* [Try it]
Return each entry below exactly. Skip the images.

** The data follows **

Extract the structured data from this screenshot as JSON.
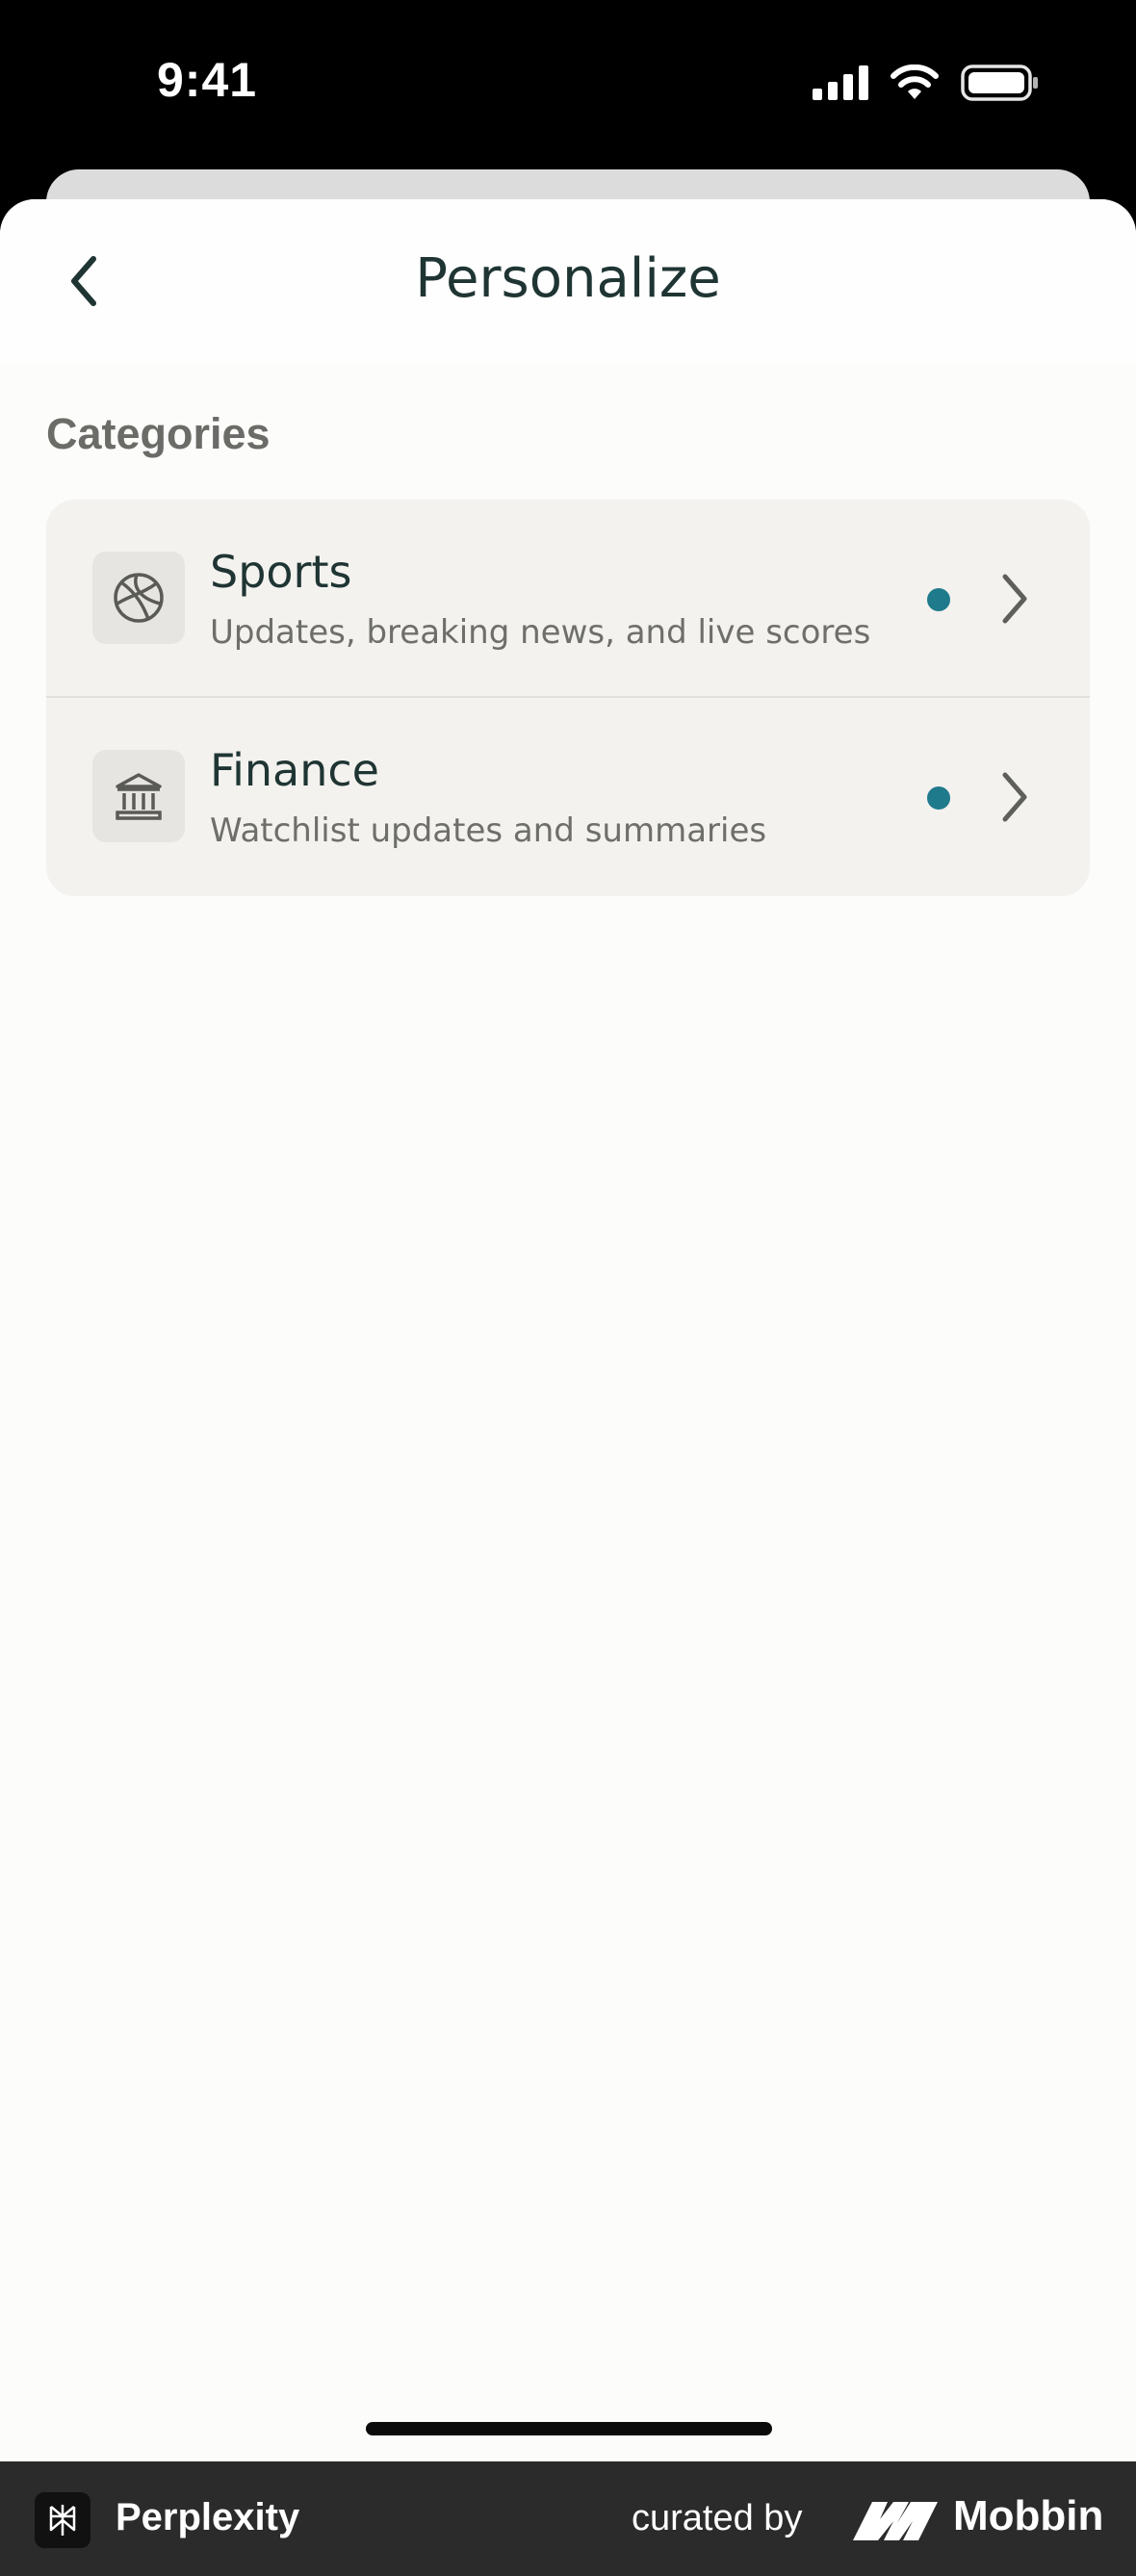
{
  "status_bar": {
    "time": "9:41",
    "icons": [
      "cellular-signal-icon",
      "wifi-icon",
      "battery-icon"
    ]
  },
  "header": {
    "title": "Personalize",
    "back_icon": "chevron-left-icon"
  },
  "categories": {
    "label": "Categories",
    "items": [
      {
        "title": "Sports",
        "subtitle": "Updates, breaking news, and live scores",
        "icon": "basketball-icon",
        "indicator_color": "#1f7a8c"
      },
      {
        "title": "Finance",
        "subtitle": "Watchlist updates and summaries",
        "icon": "bank-icon",
        "indicator_color": "#1f7a8c"
      }
    ]
  },
  "footer": {
    "app_name": "Perplexity",
    "curated_by": "curated by",
    "brand": "Mobbin"
  },
  "colors": {
    "accent": "#1f7a8c",
    "title_text": "#1f3533",
    "sheet_background": "#fcfcfb",
    "card_background": "#f3f2ef"
  }
}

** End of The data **

* [Response to the task]
Extract the structured data from this screenshot as JSON.
{
  "status_bar": {
    "time": "9:41",
    "icons": [
      "cellular-signal-icon",
      "wifi-icon",
      "battery-icon"
    ]
  },
  "header": {
    "title": "Personalize",
    "back_icon": "chevron-left-icon"
  },
  "categories": {
    "label": "Categories",
    "items": [
      {
        "title": "Sports",
        "subtitle": "Updates, breaking news, and live scores",
        "icon": "basketball-icon",
        "indicator_color": "#1f7a8c"
      },
      {
        "title": "Finance",
        "subtitle": "Watchlist updates and summaries",
        "icon": "bank-icon",
        "indicator_color": "#1f7a8c"
      }
    ]
  },
  "footer": {
    "app_name": "Perplexity",
    "curated_by": "curated by",
    "brand": "Mobbin"
  },
  "colors": {
    "accent": "#1f7a8c",
    "title_text": "#1f3533",
    "sheet_background": "#fcfcfb",
    "card_background": "#f3f2ef"
  }
}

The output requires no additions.